We’ll be uploading more DJI Pocket footage when as we continue to test the gimbal on our way to a full review. Stay tuned for additional silky smooth video.
This is what we need more time with than anything. DJI claims that the Pocket 2 has 140 minutes of battery, and that matches the original Pocket. But keep in mind, that was at the 1080p 30fps before, and we’d imagine it’s similar here.
There’s no user-replaceable battery, which some people argued for early on when the original Osmo Pocket came out. But so far, we’ve been fine with the Pocket 2, even when recording 4K at 60fps.
Like most people, we’re primarily recording stabilized videos in spurts. However, long monologues to the camera do require external power, like a power bank.
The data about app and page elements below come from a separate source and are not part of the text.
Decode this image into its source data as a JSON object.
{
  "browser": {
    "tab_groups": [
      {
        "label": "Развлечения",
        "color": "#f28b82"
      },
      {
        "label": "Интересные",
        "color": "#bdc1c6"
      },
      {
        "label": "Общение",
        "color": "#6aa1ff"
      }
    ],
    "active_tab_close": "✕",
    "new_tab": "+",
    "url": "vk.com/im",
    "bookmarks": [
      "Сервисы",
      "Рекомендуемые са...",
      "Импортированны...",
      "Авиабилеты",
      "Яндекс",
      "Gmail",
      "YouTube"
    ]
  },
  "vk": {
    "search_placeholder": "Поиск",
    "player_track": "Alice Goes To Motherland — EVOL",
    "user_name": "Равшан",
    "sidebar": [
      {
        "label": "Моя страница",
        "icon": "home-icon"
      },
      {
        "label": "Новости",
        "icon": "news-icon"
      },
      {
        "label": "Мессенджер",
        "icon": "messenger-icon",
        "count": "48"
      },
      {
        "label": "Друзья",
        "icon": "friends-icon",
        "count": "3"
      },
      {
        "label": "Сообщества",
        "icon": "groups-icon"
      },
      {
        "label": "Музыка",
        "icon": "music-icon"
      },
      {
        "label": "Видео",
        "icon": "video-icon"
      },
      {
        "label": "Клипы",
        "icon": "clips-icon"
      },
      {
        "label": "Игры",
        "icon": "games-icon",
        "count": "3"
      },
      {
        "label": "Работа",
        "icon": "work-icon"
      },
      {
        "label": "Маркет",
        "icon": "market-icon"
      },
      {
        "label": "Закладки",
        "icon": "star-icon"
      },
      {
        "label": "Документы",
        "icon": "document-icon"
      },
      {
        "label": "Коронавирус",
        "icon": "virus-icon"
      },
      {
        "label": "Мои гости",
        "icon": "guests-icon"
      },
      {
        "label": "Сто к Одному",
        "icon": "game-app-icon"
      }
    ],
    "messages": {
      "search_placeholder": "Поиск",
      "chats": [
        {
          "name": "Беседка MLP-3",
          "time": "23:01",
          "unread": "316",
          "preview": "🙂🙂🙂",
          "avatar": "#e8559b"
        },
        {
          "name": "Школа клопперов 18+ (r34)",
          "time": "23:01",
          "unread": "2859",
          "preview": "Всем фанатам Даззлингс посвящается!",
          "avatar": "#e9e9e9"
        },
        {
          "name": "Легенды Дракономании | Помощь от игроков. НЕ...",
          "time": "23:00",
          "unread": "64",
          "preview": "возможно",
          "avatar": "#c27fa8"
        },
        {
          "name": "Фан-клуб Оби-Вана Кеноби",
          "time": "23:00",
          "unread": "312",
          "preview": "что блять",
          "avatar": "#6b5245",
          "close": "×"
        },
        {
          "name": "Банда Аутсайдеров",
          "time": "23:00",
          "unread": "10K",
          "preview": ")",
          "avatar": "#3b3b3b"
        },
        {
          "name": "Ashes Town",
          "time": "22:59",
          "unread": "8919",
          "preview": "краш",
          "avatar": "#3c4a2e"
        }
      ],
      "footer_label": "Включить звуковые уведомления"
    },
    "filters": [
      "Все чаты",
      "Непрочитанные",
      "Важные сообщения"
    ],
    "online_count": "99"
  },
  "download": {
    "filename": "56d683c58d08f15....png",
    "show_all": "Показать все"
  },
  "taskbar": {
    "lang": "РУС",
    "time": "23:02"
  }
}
The DJI Pocket 2 has a little bit of something for everyone is a little package. Creators are going to love to vlog with the wider lens and larger sensor size over the original Osmo Pocket. It’s all contained in a tiny gimbal that’s easy to slip into a pocket.
But the Pocket 2 price is right for people who are simply tired of shaky smartphone camera footage, or wan to tinker with a camera that offers pro-level video quality without having to learn new tricks. Even the latest phone cameras can’t compete with the anti-shaky 4K video of the Pocket 2, and this gimbal is much harder to use than a smartphone.
Of course, the cost will add up if you spring for the creator’s kit and splurge for the extra accessories that don’t come in the box. It’s very similar to the upsell on GoPro cameras. But, the starting price is a little more affordable for DJI’s top-of-the-line pocket-sized gimbal and, so far, we’re impressed with this super-smooth sequel.